A few ideas for tech-related items to bring on your next bike ride came to mind while cycling the Maple Highlands Trail this weekend.
• Handlebar Phone Mounts
• Bike Saddle Airtag Holder
• Bone-Conducting Headphones
• Portable Power Pack
The 2018 Bridges & Vines Bicycle Tour this weekend offered a range of rides for over 400 riders through rolling hills, past wineries, and covered bridges.
I braved the newly added “mostly gravel” tour along with 12 others, and rode 40 miles across back country roads of gravel, dirt and questionable chip-seal asphalt.
While a bit challenging at times, it was quiet and peaceful, with little traffic.
The warm weather of Spring may have you interested in getting outside.
If you have a bicycle, the National Bike Challenge is looking to encourage both current and new riders to bring more activity to their life by tracking miles ridden for both recreation and transportation. The challenge runs from May through September at nationalbikechallenge.org
While you can manually track and enter your daily or weekly rides, we have a number of tech solutions to not only make it easier to submit your miles, but provide you with a wealth of other activity information for any health and fitness goals you may have.
If you have a smartphone, you already have the basic hardware needed to track your ride. Several apps are available across the Android, iOS and Windows platforms to help track both rides and runs. Four apps in particular have the ability to directly sync your riding activity to the National Bike Challenge website once you setup your account. Those apps are Strava, Endomondo, MapMyRide and Moves.
Most of these apps will have both free and paid versions depending on your needs. For new riders, the free service will use your phone’s GPS to track your ride and give you helpful information such as the total and distance time travelled, average speed and even calories consumed. Syncing with the National Bike Challenge site is included.
Paid subscriptions to those apps usually include more in-depth information for advanced riders looking to improve their rides, including specific segment information, as well as the ability to record heart rate information from Bluetooth monitors like the Polar H7 or the Mio LINK Sport.
For those looking to go beyond the information available via their smartphone, or simply to avoid running down the phone battery, there are dedicated devices available. Cycling GPS units attach to a bicycle with sensors that can track speed, distance and cadence, with an easy to read display on your handlebars. Units like the Magellan Cyclo 315 or the Garmin Edge Touring can use the GPS feature to not only track your ride but provide directions on pre-loaded routes. Some models include the ability to pair with a Bluetooth or ANT+ heart rate monitor.
Another great feature of any of the services used to sync to the National Bike Challenge site is their ability to share your progress with others. Most have their own community aspects, allowing you to follow (and challenge) friends, as well as share your progress with your favorite social media sites like Twitter or Facebook. Even within the National Bike Challenge site, you can create both local and national teams for schools, organizations or work.

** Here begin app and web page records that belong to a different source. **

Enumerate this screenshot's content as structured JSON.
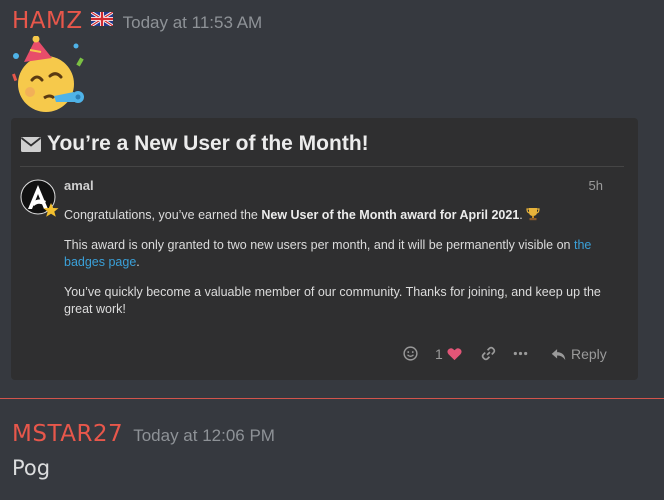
{
  "messages": [
    {
      "author": "HAMZ",
      "timestamp": "Today at 11:53 AM"
    },
    {
      "author": "MSTAR27",
      "timestamp": "Today at 12:06 PM",
      "text": "Pog"
    }
  ],
  "embed": {
    "title": "You’re a New User of the Month!",
    "poster": "amal",
    "age": "5h",
    "p1_prefix": "Congratulations, you’ve earned the ",
    "p1_bold": "New User of the Month award for April 2021",
    "p1_suffix": ".",
    "p2_prefix": "This award is only granted to two new users per month, and it will be permanently visible on ",
    "p2_link": "the badges page",
    "p2_suffix": ".",
    "p3": "You’ve quickly become a valuable member of our community. Thanks for joining, and keep up the great work!",
    "like_count": "1",
    "reply_label": "Reply"
  },
  "colors": {
    "background": "#36393f",
    "author": "#e8574b",
    "card": "#2f2f30",
    "link": "#3aa0d8",
    "heart": "#e25577",
    "divider": "#d2544c"
  },
  "icons": [
    "uk-flag-icon",
    "partying-face-emoji",
    "envelope-icon",
    "trophy-icon",
    "smiley-icon",
    "heart-icon",
    "link-icon",
    "more-icon",
    "reply-icon"
  ]
}
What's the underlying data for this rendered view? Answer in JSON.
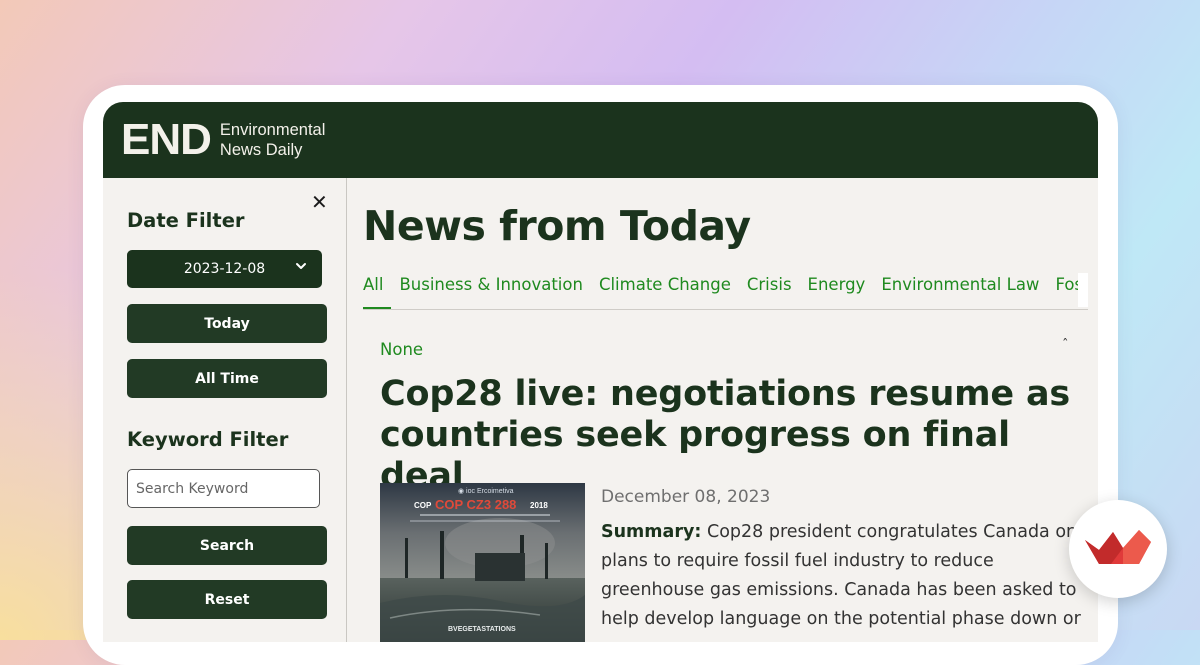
{
  "brand": {
    "mark": "END",
    "name_line1": "Environmental",
    "name_line2": "News Daily",
    "header_color": "#1b331d"
  },
  "sidebar": {
    "close_icon": "close-icon",
    "date_filter_heading": "Date Filter",
    "date_value": "2023-12-08",
    "today_label": "Today",
    "all_time_label": "All Time",
    "keyword_filter_heading": "Keyword Filter",
    "search_placeholder": "Search Keyword",
    "search_label": "Search",
    "reset_label": "Reset"
  },
  "main": {
    "page_title": "News from Today",
    "tabs": [
      {
        "label": "All",
        "active": true
      },
      {
        "label": "Business & Innovation"
      },
      {
        "label": "Climate Change"
      },
      {
        "label": "Crisis"
      },
      {
        "label": "Energy"
      },
      {
        "label": "Environmental Law"
      },
      {
        "label": "Fossil Fuel"
      }
    ],
    "article": {
      "category": "None",
      "collapse_icon": "caret-up-icon",
      "headline": "Cop28 live: negotiations resume as countries seek progress on final deal",
      "date": "December 08, 2023",
      "summary_label": "Summary:",
      "summary_text": "Cop28 president congratulates Canada on plans to require fossil fuel industry to reduce greenhouse gas emissions. Canada has been asked to help develop language on the potential phase down or",
      "thumbnail_text": {
        "top": "COP",
        "big": "COP CZ3 288",
        "year": "2018",
        "bottom": "BVEGETASTATIONS"
      }
    }
  },
  "colors": {
    "accent_green": "#1f8a1f",
    "dark_green": "#1b331d",
    "badge_red": "#e03a3a"
  }
}
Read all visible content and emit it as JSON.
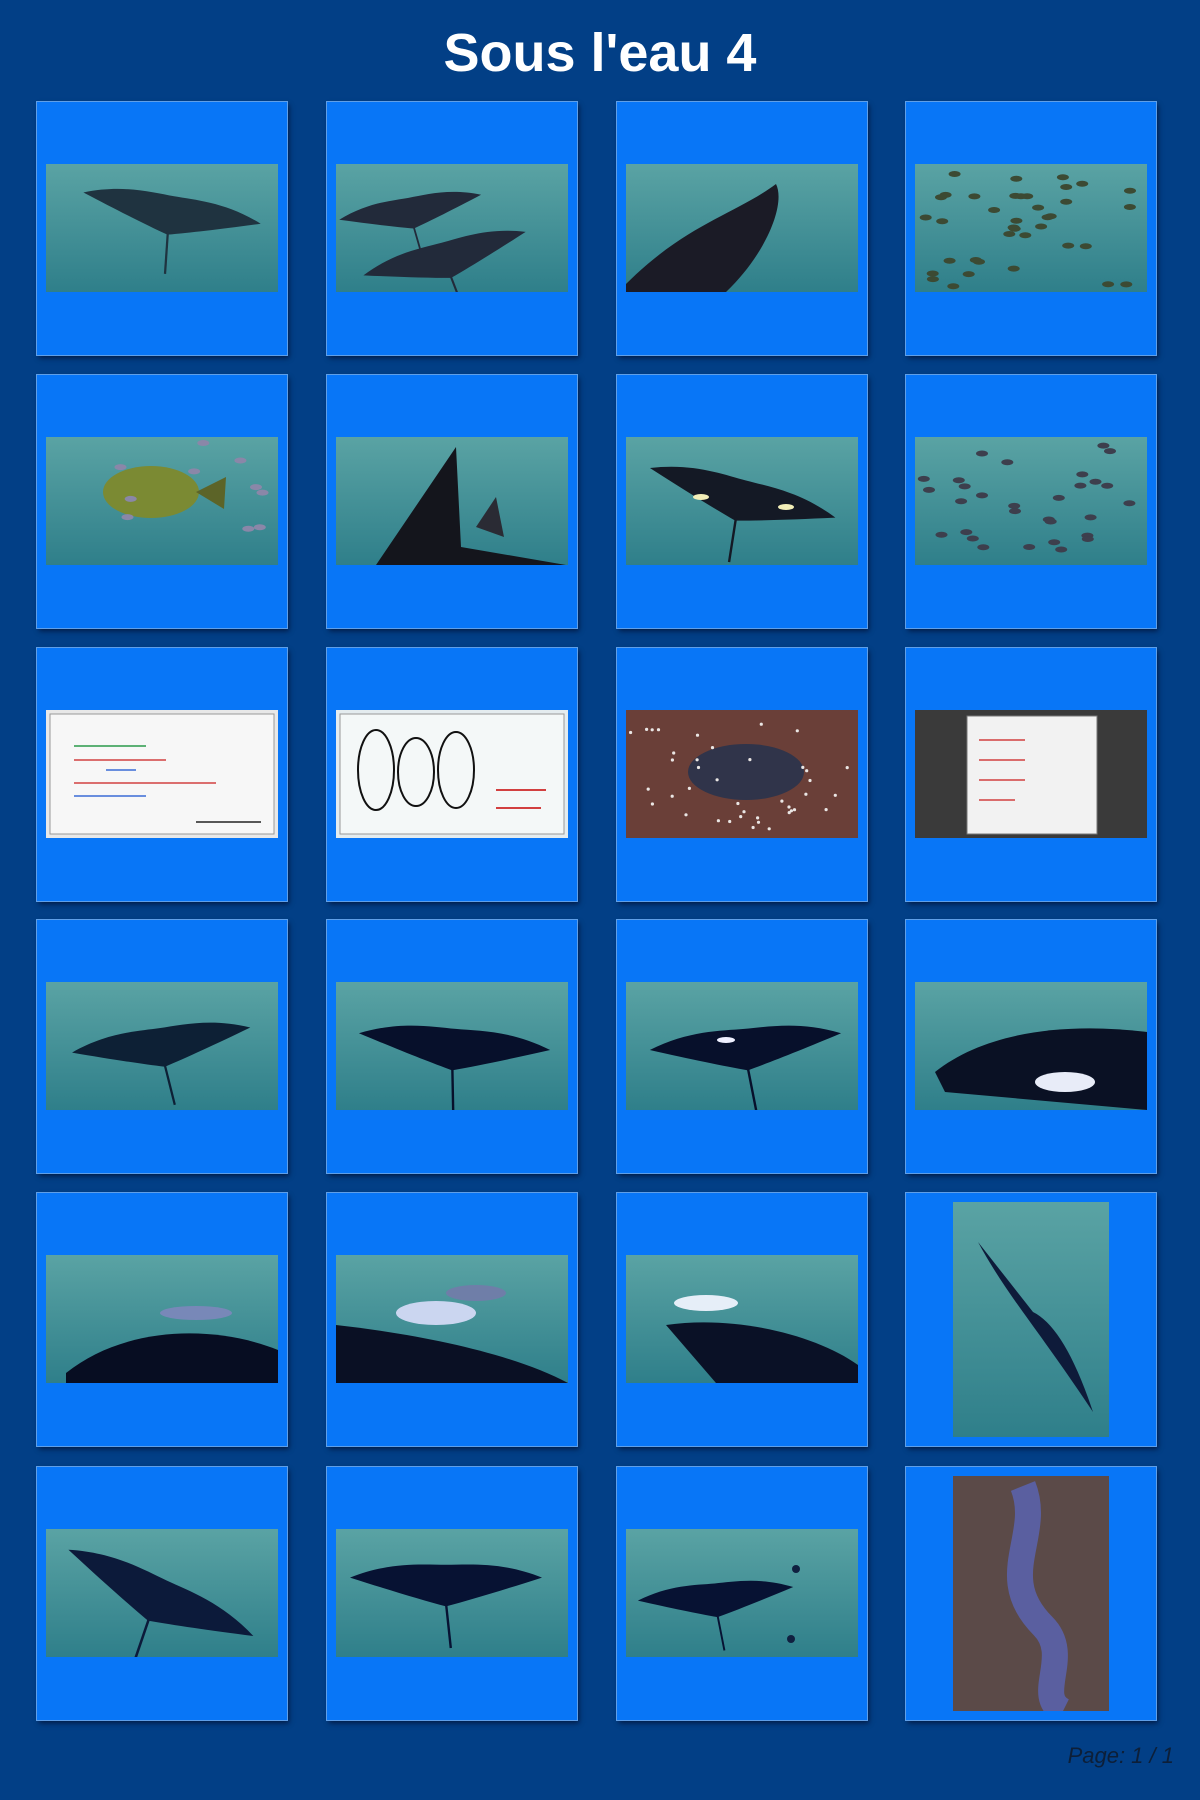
{
  "page": {
    "title": "Sous l'eau 4",
    "pager": "Page: 1 / 1"
  },
  "thumbnails": [
    {
      "subject": "manta-ray-green-water",
      "orientation": "landscape"
    },
    {
      "subject": "two-mantas-purple-water",
      "orientation": "landscape"
    },
    {
      "subject": "manta-wing-closeup",
      "orientation": "landscape"
    },
    {
      "subject": "school-of-fish",
      "orientation": "landscape"
    },
    {
      "subject": "jack-fish",
      "orientation": "landscape"
    },
    {
      "subject": "manta-fin-silhouette",
      "orientation": "landscape"
    },
    {
      "subject": "manta-with-remoras",
      "orientation": "landscape"
    },
    {
      "subject": "fish-school-purple",
      "orientation": "landscape"
    },
    {
      "subject": "whiteboard-schedule",
      "orientation": "landscape"
    },
    {
      "subject": "whiteboard-dive-map",
      "orientation": "landscape"
    },
    {
      "subject": "spotted-pufferfish",
      "orientation": "landscape"
    },
    {
      "subject": "whiteboard-in-salon",
      "orientation": "landscape"
    },
    {
      "subject": "manta-bright-blue",
      "orientation": "landscape"
    },
    {
      "subject": "manta-deep-blue",
      "orientation": "landscape"
    },
    {
      "subject": "manta-with-remoras-blue",
      "orientation": "landscape"
    },
    {
      "subject": "manta-belly-white-marks",
      "orientation": "landscape"
    },
    {
      "subject": "manta-remora-closeup",
      "orientation": "landscape"
    },
    {
      "subject": "remoras-on-manta",
      "orientation": "landscape"
    },
    {
      "subject": "remora-on-manta-head",
      "orientation": "landscape"
    },
    {
      "subject": "manta-vertical",
      "orientation": "portrait"
    },
    {
      "subject": "manta-backlit",
      "orientation": "landscape"
    },
    {
      "subject": "manta-with-small-fish",
      "orientation": "landscape"
    },
    {
      "subject": "manta-with-divers",
      "orientation": "landscape"
    },
    {
      "subject": "octopus-on-rock",
      "orientation": "portrait"
    }
  ]
}
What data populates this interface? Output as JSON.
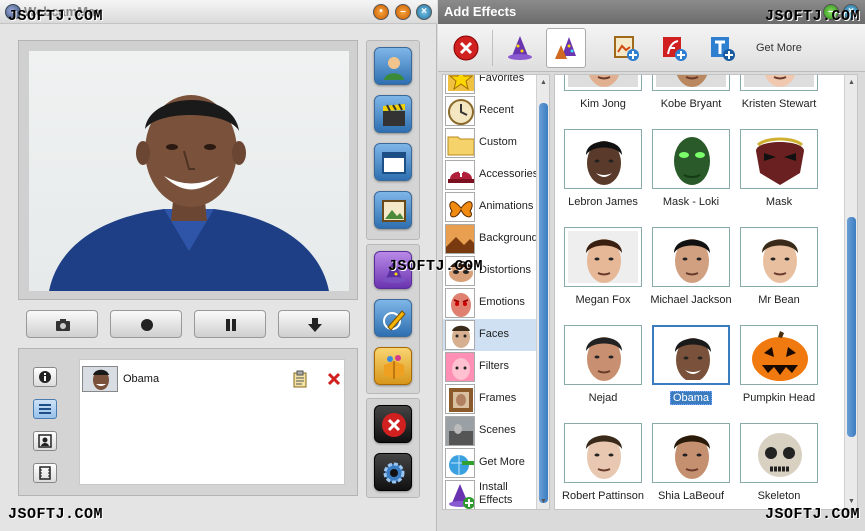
{
  "watermark": "JSOFTJ.COM",
  "left": {
    "title": "WebcamMax",
    "cam_item": {
      "name": "Obama"
    }
  },
  "right": {
    "title": "Add Effects",
    "toolbar": {
      "get_more": "Get More"
    },
    "categories": [
      {
        "label": "Favorites",
        "icon": "star-folder-icon"
      },
      {
        "label": "Recent",
        "icon": "clock-icon"
      },
      {
        "label": "Custom",
        "icon": "folder-icon"
      },
      {
        "label": "Accessories",
        "icon": "cap-icon"
      },
      {
        "label": "Animations",
        "icon": "butterfly-icon"
      },
      {
        "label": "Background",
        "icon": "landscape-icon"
      },
      {
        "label": "Distortions",
        "icon": "distorted-face-icon"
      },
      {
        "label": "Emotions",
        "icon": "angry-face-icon"
      },
      {
        "label": "Faces",
        "icon": "face-icon",
        "selected": true
      },
      {
        "label": "Filters",
        "icon": "filter-face-icon"
      },
      {
        "label": "Frames",
        "icon": "frame-icon"
      },
      {
        "label": "Scenes",
        "icon": "scene-icon"
      },
      {
        "label": "Get More",
        "icon": "globe-arrow-icon"
      },
      {
        "label": "Install Effects",
        "icon": "wizard-hat-plus-icon"
      }
    ],
    "effects": [
      {
        "label": "Kim Jong",
        "partial": true
      },
      {
        "label": "Kobe Bryant",
        "partial": true
      },
      {
        "label": "Kristen Stewart",
        "partial": true
      },
      {
        "label": "Lebron James"
      },
      {
        "label": "Mask - Loki"
      },
      {
        "label": "Mask"
      },
      {
        "label": "Megan Fox"
      },
      {
        "label": "Michael Jackson"
      },
      {
        "label": "Mr Bean"
      },
      {
        "label": "Nejad"
      },
      {
        "label": "Obama",
        "selected": true
      },
      {
        "label": "Pumpkin Head"
      },
      {
        "label": "Robert Pattinson"
      },
      {
        "label": "Shia LaBeouf"
      },
      {
        "label": "Skeleton"
      }
    ]
  },
  "colors": {
    "accent": "#3b7cc1",
    "close_red": "#d02020"
  }
}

However you track your ride, the end goal is to get out and be more active. Stay safe and enjoy the trip!
I completed a 50 mile ride today and the distance wasn’t the hardest part. It was the hills. It was my most challenging ride to date as a new rider, but I survived and I finished.
Since getting my bike at the end of March, I’ve steadily increased the number of miles I can complete in a single ride. Earlier in the month, I hit 40 miles, so I decided to stretch myself again and signed up for the 50 mile ride as part of the 2015 Sweet Corn Challenge in Richfield, Ohio?.
The event had several options, including 10/25/50/100 rides, with the description: “The 25- and 50-MILE ROUTES traverse near the rim of the Cuyahoga Valley National Park and meander through parks, valleys, splendid residential areas and farmland. The 50 mile-route has more challenging hills.”
Silly me, I totally undervalued the words “more challenging” to mean the 50 mile ride would have some nice rolling hills to break up the monotony of a flat ride. Little did I know that it would challenge me more than any other ride to date.
According to my Strava stats for the ride, the elevation change for the ride was 2,890 feet. That’s like riding up the side of the 52-floor Terminal Tower in Cleveland 4 times.
It was pushing myself and my hybrid bike, a Trek FX 7.2, up those hills that I really learned how far I can push myself. They were threatening, demanding, even grueling, but somehow I managed to make it to the top, then onto the next hill to challenge. All told, I burned an estimated 2,200 calories during the 4 or so hours spent on the road.
Wow. I really can’t believe I finished it. So … who’s up for the next big ride of the Summer?